Genetic disorders affect a large number of people. These disorders include cystic fibrosis, sickle cell anaemia, Huntington disease and fragile X syndrome.
Genetic testing enables scientists to gain an understanding of genes and the causes of genetic disorders, and to be able to develop additional tests for genetic disorders.
The genetic information which is generated by genetic testing raises many ethical, legal and social issues. However, there are established ethical norms for dealing with some of these issues. For example, genetic testing should only be done with the informed consent of the individual, and that person may choose not to be informed of the result of the test.

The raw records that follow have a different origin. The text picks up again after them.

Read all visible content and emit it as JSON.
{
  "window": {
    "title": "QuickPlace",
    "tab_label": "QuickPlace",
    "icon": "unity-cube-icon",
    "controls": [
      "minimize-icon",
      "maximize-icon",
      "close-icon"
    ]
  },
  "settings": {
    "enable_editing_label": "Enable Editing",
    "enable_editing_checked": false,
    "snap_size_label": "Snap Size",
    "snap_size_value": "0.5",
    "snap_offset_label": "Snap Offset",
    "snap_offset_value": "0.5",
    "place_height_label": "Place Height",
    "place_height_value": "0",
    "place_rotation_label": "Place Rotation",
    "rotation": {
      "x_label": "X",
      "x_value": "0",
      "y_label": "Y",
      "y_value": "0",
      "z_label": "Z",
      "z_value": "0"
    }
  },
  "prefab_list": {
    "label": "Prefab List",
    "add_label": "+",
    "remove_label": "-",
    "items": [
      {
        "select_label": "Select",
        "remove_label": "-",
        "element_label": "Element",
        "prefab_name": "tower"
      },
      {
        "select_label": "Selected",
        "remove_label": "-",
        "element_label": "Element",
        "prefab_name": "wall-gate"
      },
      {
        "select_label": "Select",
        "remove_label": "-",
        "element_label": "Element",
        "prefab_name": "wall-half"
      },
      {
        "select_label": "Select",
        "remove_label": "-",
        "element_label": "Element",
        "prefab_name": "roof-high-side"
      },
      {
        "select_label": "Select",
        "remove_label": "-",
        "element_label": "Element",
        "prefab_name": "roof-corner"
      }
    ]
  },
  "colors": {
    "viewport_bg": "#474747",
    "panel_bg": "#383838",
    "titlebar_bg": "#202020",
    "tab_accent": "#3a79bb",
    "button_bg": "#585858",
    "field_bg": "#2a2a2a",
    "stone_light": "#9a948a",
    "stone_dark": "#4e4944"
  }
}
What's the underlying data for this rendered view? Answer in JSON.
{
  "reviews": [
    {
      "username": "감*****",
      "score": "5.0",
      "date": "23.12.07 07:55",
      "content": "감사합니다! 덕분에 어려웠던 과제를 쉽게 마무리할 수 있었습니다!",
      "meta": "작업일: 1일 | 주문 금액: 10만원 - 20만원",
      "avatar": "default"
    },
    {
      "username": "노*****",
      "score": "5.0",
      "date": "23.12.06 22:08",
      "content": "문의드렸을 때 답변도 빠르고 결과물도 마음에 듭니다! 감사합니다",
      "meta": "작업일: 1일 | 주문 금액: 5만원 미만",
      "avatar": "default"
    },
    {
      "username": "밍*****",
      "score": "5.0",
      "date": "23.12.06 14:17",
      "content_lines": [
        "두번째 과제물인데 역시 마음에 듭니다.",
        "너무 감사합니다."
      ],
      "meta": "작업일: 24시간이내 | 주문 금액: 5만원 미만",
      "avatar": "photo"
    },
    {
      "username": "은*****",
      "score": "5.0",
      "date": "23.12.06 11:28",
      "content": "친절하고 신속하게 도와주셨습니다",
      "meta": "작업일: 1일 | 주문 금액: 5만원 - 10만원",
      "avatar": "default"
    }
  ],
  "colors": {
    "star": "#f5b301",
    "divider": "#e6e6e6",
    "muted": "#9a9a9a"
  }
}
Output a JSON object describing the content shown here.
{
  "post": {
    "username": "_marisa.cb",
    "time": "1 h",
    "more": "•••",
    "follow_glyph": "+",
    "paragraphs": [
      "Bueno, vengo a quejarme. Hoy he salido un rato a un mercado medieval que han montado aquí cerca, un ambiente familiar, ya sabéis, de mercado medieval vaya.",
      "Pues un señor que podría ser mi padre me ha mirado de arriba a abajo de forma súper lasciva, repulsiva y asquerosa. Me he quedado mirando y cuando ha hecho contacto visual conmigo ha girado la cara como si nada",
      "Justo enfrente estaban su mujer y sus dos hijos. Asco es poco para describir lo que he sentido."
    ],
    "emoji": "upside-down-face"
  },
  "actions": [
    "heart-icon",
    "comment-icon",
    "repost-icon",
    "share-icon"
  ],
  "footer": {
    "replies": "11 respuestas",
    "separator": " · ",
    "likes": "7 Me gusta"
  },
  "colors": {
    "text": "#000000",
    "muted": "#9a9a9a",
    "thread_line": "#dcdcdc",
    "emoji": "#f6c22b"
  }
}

In 2003, the Australian Law Reform Commission and the Australian Health Ethics Committee published a report on an inquiry into genetic information entitled Essentially Yours: The Protection of Human Genetic Information in Australia. The Inquiry explored a wide range of ethical, legal, social and medical issues associated with genetic information, and made many recommendations to address these issues. Many of the recommendations are being actioned. The Government is also preparing a response to the Inquiry’s report.For further information, you can view the ALRC/AHEC report at http://www.alrc.gov.au/publications/finalreps.htm